Expansions for example, like BFA are 50 dollars. But the amount should be more 90-140 dollars for how much work has gone into it.
But in any case, games are still far too cheap
Slapshot1188 said:Here is an actual response from a Kickstarter developer that has raised over $4M in Crowdfunding:
Q: The stated timeline of end of 2017 for FULL RELEASE is not a realistic one. Not even close.
A: Noted. I'm curious, however, what you're basing that on? Is it based on your development experience? Your insider knowledge into what business deals we've been working on? Have you peeked at our Gantt chart? Maybe you feel like using purchased assets from the Unreal Marketplace won't speed up development? Could it be you know that our choice of programming language for the server will slow down development? Anything? You got anything to substantiate your claim?
This game has not even entered Alpha yet and it’s July 2018. Best case is another year and a half to release. People gave money based on his statements and defense of the timeline. Should there be no accountability?
How is not giving information any sort of accountability? Its the opposite of accountability.Slapshot1188 said:As said a few time... don’t list a date.Very well then: what do you propose? If something is unknowable even to the people most directly involved in developing the game, how do you propose to make it known to people with only a casual interest?MadFrenchie said:You can't tell me, for example, CoE's timeline for all that was promised was a sound timeline. But he ardently defended it at the time against criticism. In fact, crowdfunding projects have routinely listed timelines that seem much more marketing than actual plan.The problem isn't that the game developer is hiding information from you. The problem is that the game developer doesn't know when the game will be ready, either. They could stick an arbitrary date on something and declare it a launch, but a pre-alpha game that is nominally launched isn't really what you're looking for.MadFrenchie said:Have you ever celebrated mother's day? Father's day? Had a dinner with your SO for Valentine's Day? Worn deodorant?I have a solution. If you don't like paying for games without knowing when they'll release, then don't.

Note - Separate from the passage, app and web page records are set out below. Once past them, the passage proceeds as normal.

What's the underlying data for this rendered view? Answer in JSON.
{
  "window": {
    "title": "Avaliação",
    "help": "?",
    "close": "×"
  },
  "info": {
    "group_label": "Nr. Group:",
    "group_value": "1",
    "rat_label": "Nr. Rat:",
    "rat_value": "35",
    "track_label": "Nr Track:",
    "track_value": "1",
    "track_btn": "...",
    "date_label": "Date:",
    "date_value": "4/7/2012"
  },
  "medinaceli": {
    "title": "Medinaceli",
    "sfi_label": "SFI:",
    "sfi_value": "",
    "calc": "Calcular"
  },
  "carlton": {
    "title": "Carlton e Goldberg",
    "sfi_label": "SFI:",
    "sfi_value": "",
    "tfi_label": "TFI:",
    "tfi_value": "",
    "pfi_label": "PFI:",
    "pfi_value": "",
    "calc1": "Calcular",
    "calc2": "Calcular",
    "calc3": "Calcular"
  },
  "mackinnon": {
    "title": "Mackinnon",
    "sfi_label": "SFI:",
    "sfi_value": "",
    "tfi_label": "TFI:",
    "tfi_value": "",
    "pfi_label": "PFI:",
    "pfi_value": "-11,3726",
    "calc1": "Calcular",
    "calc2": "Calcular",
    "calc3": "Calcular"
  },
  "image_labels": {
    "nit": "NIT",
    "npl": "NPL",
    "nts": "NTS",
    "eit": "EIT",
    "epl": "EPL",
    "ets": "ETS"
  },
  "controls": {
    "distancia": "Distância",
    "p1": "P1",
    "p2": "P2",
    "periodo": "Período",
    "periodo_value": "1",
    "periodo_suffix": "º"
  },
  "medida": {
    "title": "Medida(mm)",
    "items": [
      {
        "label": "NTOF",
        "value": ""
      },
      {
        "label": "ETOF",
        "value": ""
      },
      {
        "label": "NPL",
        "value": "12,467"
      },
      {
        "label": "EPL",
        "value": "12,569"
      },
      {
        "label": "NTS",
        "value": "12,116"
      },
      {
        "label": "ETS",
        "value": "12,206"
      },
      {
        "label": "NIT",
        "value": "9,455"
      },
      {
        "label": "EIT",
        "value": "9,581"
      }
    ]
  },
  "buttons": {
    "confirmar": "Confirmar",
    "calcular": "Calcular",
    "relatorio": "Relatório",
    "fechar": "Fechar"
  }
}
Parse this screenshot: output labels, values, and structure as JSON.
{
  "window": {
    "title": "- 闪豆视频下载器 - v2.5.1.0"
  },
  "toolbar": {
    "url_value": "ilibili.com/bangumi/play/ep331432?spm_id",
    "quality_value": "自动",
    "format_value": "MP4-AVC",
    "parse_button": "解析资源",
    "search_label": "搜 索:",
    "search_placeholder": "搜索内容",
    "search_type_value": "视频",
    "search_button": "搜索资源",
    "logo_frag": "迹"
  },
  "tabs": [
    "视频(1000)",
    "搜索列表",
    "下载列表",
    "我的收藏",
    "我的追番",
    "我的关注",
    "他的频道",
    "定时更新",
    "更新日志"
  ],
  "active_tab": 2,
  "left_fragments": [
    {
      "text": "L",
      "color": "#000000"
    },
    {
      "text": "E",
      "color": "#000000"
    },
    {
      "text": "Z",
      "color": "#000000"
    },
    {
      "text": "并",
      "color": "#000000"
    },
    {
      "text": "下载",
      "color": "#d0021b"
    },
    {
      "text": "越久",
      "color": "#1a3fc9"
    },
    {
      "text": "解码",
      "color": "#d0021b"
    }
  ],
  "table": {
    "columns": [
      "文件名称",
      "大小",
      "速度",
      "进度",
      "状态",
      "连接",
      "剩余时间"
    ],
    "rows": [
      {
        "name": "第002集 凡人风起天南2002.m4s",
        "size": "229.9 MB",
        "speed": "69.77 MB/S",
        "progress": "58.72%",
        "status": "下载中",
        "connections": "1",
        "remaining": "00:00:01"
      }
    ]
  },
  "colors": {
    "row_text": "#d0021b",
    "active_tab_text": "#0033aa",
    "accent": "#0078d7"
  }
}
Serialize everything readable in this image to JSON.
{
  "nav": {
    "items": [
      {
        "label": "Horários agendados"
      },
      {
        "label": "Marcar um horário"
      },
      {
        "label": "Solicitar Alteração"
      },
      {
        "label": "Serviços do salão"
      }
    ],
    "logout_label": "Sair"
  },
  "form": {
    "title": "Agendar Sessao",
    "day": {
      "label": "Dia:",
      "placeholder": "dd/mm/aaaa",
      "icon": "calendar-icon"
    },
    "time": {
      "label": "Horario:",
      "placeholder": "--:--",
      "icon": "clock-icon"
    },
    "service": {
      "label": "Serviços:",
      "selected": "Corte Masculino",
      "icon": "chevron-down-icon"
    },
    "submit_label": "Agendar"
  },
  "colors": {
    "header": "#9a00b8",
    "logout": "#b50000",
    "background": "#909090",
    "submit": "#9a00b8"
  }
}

Then you've fallen prey to the same influences of marketing folks who buy into these EA/Crowdfunding titles have. I've said elsewhere, giving it this reaction is essentially: "I don't feel it affects me directly, so I refuse to give it deeper thought." That's your right, but it makes you poorly qualified to address the issue in general.
The inequity of verifiable and straightforward information between consumers and producer in these instances is an issue.
If you wait until after a game launches before paying for it, there isn't any ambiguity about future release dates. You pay today, and you get to play today, as soon as you're done with the download. If you pay for a game before the promise is that you'll get to play immediately, then you know full well that you don't know when--if ever--the game will really be ready for you.
Backers are only getting the marketing, with no good recourse to evaluate the claims made. That's an issue. More transparency and an independent investigative review of project claims only serves to help consumers make an informed decision.
Sometimes what happens in large programming projects is that you put a bunch of work into developing something, and then you realize that it just doesn't work. In the context of game design, one way this could happen is that you put a bunch of work into creating a game mechanic and then, once you can test it, you discover that it just isn't fun. You then end up having to toss out a bunch of work and redesign some major things on the fly. You don't know where or how often it's going to happen, but it can cause all sorts of problems when it does.